Pet Sematary was almost directed by the father of the living dead himself, George Romero! We have the details as to why this legendary project never happened.
Pet Sematary is rapidly approaching a theater near you and – I think I speak for all Stephen King fans – we cannot wait to travel once again over the deadfall and journey back to the foreboding burial ground that awaits beyond.
Many of us grew up with Mary Lambert’s take on Stephen King’s phenomenal exploration into the fragility of mortal life and the great many horrors that await the unlucky few on the other side of the grave. We learned – some of us at a very early age – that sometimes, dead is better.
For many of us, Pet Sematary was the introduction to Stephen King’s vast library of terror. We were passing along copies of the book around our Middle-School playground as if it were contraband, something we didn’t dare let our parents discover, and we read the book into the wee hours of night. All the while feeling the indisputable chills run up our spines as a fresh new perspective of horror opened up to us.
Oh yeah. We were hooked all right!
It’s unquestionable that Mary Lambert’s film holds a special place in many fans’ hearts. It would be nothing short of a colossal task to bring back the haunting visions of death, grief, and forbidden obsessions engulfing the unfortunate Creed family, but it seems the upcoming remake has won many of us over already. I for one cannot wait to sit my butt down and return to the mystery of Pet Sematary.
But unbeknownst to many Stephen King fans out there, we very nearly had – what I can only assume what would have been – an entirely different movie adaptation of Pet Sematary had both Stephen King and George Romero had their ways.
The power-team behind fan-favored CREEPSHOW almost brought us Pet Sematary. Stephen King and George Romero were buddies. The two met shortly after Romero released Martin and King’s vampire nightmare ‘Salem’s Lot was published. The two immediately hit it off and already planned to bring some of King’s books to the big screen.

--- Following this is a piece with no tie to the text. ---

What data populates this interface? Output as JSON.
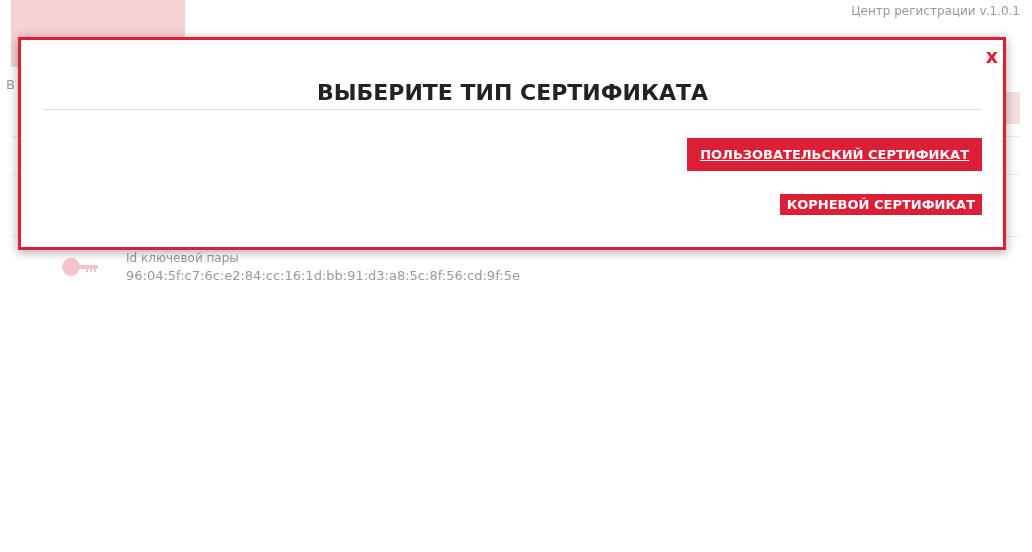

Originally, King wanted his friend to adapt The Stand, but the network turned it into what became a very successful TV series. The other King book was – you guessed it – Pet Sematary. Honestly, this was a match made in (Hell) Heaven.
More from George Romero
- Arrow in May: Paranormal frights and bloody delights
- Survival of the Dead (2009): Romero’s underrated zombie comedy-drama
- The Amusement Park: George Romero’s “lost” film inches closer to release
- George Romero honored with Pennsylvania historical marker
- Resident Evil: The George Romero movie we never got
George Romero, the father of the modern-day zombie phenomena, knew a thing or two about bringing the dead back to life in terrifying fashion. Without a doubt, Romero would have brought on another of his buddies, and horror legend himself, Tom Savini to bring the nightmares beyond death to life in macabre fashion.
Given Savini’s work on Dawn/Day of the Dead, The Burning, and Friday the 13th I can only imagine how much more unnerving Church the cat would have been. Or Zelda!
Everything was a go. King supplied the script and everyone put a lot of time and sweat into this passion project, and then, well, things happened. George Romero had previously worked on Monkey Shines and out of the blue, the studio called up insisting on reshoots. That pulled the plug on what could have been another George Romero masterpiece of pure horror.
Nothing against Mary Lambert’s film. It’s a great scary movie. But I’m a fan of Papal Romero’s stuff and I would have loved to see what the Father of the Living Dead would have done with Pet Sematary.
Did you know George Romero almost directed Pet Sematary? Let us know in the comments!